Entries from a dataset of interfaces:

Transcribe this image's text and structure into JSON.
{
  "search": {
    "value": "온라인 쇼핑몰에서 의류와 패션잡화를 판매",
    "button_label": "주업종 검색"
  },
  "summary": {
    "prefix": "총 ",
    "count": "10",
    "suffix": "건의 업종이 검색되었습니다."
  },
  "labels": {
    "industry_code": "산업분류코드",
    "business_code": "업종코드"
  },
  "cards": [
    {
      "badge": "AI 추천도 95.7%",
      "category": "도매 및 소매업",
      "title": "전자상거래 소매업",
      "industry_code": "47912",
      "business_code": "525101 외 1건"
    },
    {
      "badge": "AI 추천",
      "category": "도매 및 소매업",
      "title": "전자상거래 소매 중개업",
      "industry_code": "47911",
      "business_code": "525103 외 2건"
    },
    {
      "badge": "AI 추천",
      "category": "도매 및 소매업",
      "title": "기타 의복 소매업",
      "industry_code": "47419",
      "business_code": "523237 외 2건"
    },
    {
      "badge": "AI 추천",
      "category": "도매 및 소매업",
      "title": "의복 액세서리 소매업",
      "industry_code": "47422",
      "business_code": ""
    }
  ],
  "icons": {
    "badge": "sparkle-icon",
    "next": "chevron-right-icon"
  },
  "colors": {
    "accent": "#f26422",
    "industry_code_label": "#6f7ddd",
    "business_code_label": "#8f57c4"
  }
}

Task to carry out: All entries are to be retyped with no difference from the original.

Output:
Transcribe this image's text and structure into JSON.
{
  "search": {
    "value": "온라인 쇼핑몰에서 의류와 패션잡화를 판매",
    "button_label": "주업종 검색"
  },
  "summary": {
    "prefix": "총 ",
    "count": "10",
    "suffix": "건의 업종이 검색되었습니다."
  },
  "labels": {
    "industry_code": "산업분류코드",
    "business_code": "업종코드"
  },
  "cards": [
    {
      "badge": "AI 추천도 95.7%",
      "category": "도매 및 소매업",
      "title": "전자상거래 소매업",
      "industry_code": "47912",
      "business_code": "525101 외 1건"
    },
    {
      "badge": "AI 추천",
      "category": "도매 및 소매업",
      "title": "전자상거래 소매 중개업",
      "industry_code": "47911",
      "business_code": "525103 외 2건"
    },
    {
      "badge": "AI 추천",
      "category": "도매 및 소매업",
      "title": "기타 의복 소매업",
      "industry_code": "47419",
      "business_code": "523237 외 2건"
    },
    {
      "badge": "AI 추천",
      "category": "도매 및 소매업",
      "title": "의복 액세서리 소매업",
      "industry_code": "47422",
      "business_code": ""
    }
  ],
  "icons": {
    "badge": "sparkle-icon",
    "next": "chevron-right-icon"
  },
  "colors": {
    "accent": "#f26422",
    "industry_code_label": "#6f7ddd",
    "business_code_label": "#8f57c4"
  }
}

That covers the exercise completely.